- _Supplied material_:
=== Section Start ===
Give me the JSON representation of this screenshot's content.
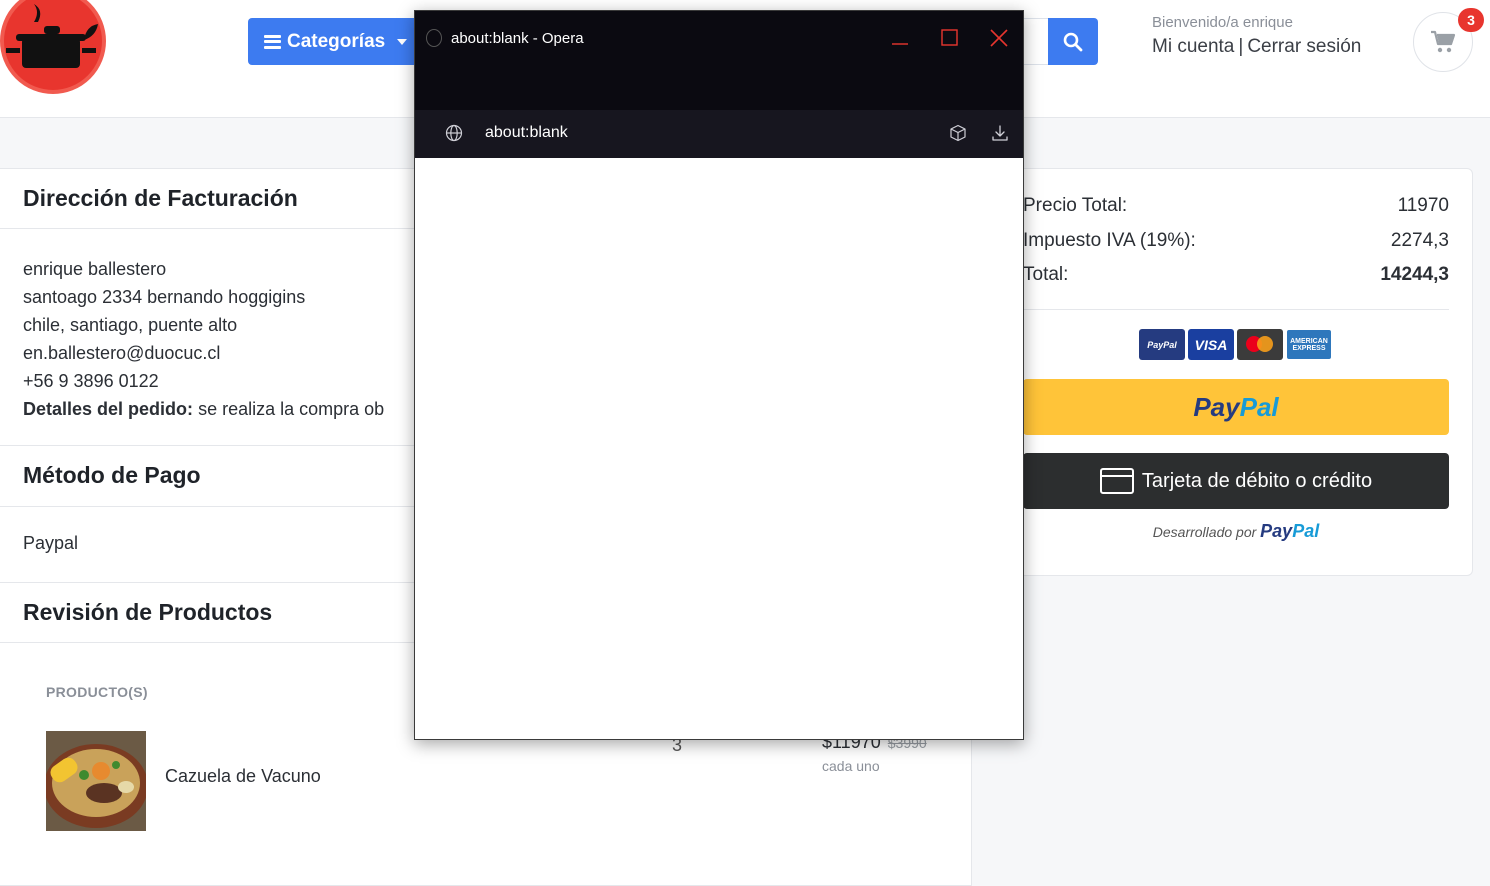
{
  "header": {
    "categories_label": "Categorías",
    "welcome": "Bienvenido/a enrique",
    "my_account": "Mi cuenta",
    "separator": "|",
    "logout": "Cerrar sesión",
    "cart_count": "3"
  },
  "billing": {
    "title": "Dirección de Facturación",
    "name": "enrique ballestero",
    "street": "santoago 2334 bernando hoggigins",
    "location": "chile, santiago, puente alto",
    "email": "en.ballestero@duocuc.cl",
    "phone": "+56 9 3896 0122",
    "details_label": "Detalles del pedido:",
    "details_value": "se realiza la compra ob"
  },
  "payment": {
    "title": "Método de Pago",
    "method": "Paypal"
  },
  "review": {
    "title": "Revisión de Productos",
    "column_product": "PRODUCTO(S)",
    "items": [
      {
        "name": "Cazuela de Vacuno",
        "quantity": "3",
        "price": "$11970",
        "unit_price": "$3990",
        "each_label": "cada uno"
      }
    ]
  },
  "summary": {
    "subtotal_label": "Precio Total:",
    "subtotal_value": "11970",
    "tax_label": "Impuesto IVA (19%):",
    "tax_value": "2274,3",
    "total_label": "Total:",
    "total_value": "14244,3",
    "card_logos": [
      "PayPal",
      "VISA",
      "Mastercard",
      "AMERICAN EXPRESS"
    ],
    "paypal_pay": "Pay",
    "paypal_pal": "Pal",
    "card_button_label": "Tarjeta de débito o crédito",
    "powered_by": "Desarrollado por",
    "powered_pay": "Pay",
    "powered_pal": "Pal",
    "colors": {
      "paypal_yellow": "#ffc439",
      "paypal_navy": "#253b80",
      "paypal_blue": "#179bd7"
    }
  },
  "popup": {
    "window_title": "about:blank - Opera",
    "url": "about:blank"
  },
  "colors": {
    "accent_blue": "#3d7bf0",
    "brand_red": "#e8352e"
  }
}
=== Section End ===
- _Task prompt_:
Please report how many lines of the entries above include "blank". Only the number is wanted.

- _Task response_:
2